And while the virus breaks down into harmless genetic fragments once it leaves our body, these can be reassembled using molecular techniques to spot one case of Covid out of a mixture of 10,000 individuals’ sewage.
Working with water companies, the UK Joint Biosecurity Centre says it now has a network of 500 sampling locations across England and they’re routinely testing the sewage of 70% of the population.
Mark Garth, Director of Wastewater Treatment at United Utilities, explains how waste water sampling works
Following an outbreak of the South African variant of Covid in Bristol earlier this year, sewage surveillance was used to demonstrate the outbreak was over.
Dr Johanna Hutchinson, UK Health Security Agency, says health officials were able to monitor the rise of the South African variant in Bristol
Given the delta variant is now widespread in the UK, sewage surveillance won’t teach us much about where the virus is, but it could help identify a rise in cases in an area, or a part of the population which might be missed by PCR testing.
It could also be used to look for increasing levels of a new variant — the “Delta plus” variant for example — which is now being monitored by public health officials worldwide.
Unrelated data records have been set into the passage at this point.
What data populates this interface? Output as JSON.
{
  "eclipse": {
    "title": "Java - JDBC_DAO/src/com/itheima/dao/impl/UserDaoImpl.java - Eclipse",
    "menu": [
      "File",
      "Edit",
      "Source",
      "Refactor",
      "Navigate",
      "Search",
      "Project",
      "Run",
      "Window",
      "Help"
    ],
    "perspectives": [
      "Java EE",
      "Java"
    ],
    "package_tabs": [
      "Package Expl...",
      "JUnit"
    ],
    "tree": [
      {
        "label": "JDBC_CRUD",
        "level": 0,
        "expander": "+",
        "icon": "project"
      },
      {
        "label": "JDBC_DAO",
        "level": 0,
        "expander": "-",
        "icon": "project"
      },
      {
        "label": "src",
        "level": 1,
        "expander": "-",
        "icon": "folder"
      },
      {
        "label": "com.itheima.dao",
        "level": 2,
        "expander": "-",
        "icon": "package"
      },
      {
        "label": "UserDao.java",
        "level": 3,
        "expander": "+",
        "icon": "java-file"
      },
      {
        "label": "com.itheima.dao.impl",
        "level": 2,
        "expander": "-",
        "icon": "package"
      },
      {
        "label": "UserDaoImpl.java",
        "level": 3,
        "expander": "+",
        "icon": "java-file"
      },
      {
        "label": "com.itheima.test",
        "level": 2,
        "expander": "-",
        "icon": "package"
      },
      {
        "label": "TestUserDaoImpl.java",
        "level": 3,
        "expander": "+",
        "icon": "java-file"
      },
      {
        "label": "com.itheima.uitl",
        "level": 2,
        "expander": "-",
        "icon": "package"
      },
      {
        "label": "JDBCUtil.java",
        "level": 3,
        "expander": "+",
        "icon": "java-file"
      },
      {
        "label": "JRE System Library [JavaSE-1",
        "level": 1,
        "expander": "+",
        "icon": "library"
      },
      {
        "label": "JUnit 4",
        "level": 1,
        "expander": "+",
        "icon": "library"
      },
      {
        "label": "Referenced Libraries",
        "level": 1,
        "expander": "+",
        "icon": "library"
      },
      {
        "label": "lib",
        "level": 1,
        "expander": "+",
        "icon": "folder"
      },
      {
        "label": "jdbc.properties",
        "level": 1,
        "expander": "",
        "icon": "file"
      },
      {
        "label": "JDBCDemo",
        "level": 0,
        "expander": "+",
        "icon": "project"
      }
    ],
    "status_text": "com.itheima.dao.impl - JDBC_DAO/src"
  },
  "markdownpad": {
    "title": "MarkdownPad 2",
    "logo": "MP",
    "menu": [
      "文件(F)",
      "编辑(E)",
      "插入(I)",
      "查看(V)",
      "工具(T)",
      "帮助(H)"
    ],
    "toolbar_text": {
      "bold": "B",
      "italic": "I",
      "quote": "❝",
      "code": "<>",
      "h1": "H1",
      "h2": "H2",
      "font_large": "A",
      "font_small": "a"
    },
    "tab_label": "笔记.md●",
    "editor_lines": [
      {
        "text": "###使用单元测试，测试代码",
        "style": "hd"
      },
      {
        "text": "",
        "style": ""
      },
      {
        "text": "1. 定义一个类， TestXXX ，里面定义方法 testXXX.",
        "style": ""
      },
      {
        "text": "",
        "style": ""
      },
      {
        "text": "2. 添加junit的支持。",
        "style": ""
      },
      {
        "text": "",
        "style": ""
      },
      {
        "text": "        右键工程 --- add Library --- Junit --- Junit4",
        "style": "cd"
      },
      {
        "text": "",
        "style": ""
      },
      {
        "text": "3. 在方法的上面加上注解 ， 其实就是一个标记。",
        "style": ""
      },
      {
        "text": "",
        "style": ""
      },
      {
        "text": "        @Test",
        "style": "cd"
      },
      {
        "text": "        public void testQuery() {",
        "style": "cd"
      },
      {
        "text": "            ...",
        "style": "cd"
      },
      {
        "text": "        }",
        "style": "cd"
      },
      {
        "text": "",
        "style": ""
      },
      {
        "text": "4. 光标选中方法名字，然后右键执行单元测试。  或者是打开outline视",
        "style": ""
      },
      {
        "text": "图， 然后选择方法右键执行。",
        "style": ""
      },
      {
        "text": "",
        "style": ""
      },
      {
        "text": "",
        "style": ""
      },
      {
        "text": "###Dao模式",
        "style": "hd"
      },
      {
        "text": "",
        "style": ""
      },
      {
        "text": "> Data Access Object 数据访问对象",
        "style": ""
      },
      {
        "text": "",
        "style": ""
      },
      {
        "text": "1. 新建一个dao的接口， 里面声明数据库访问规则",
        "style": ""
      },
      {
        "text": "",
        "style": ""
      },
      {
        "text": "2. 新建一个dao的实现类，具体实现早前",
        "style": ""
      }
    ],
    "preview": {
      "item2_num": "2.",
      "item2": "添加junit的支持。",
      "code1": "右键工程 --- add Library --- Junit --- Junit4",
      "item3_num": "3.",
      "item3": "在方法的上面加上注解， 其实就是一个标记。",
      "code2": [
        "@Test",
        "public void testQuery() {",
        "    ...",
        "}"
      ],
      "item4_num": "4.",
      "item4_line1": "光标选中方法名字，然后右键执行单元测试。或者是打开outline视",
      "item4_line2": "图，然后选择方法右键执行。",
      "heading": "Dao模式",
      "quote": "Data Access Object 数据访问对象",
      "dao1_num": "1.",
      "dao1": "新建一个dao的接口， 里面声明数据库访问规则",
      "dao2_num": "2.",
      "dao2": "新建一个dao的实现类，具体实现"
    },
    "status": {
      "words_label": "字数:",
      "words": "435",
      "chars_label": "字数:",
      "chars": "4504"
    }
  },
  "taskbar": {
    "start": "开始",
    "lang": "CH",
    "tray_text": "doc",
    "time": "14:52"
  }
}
'Everyone takes a poo, right?': Professor Steve Paterson, from the University of Liverpool, on the benefits of using waste water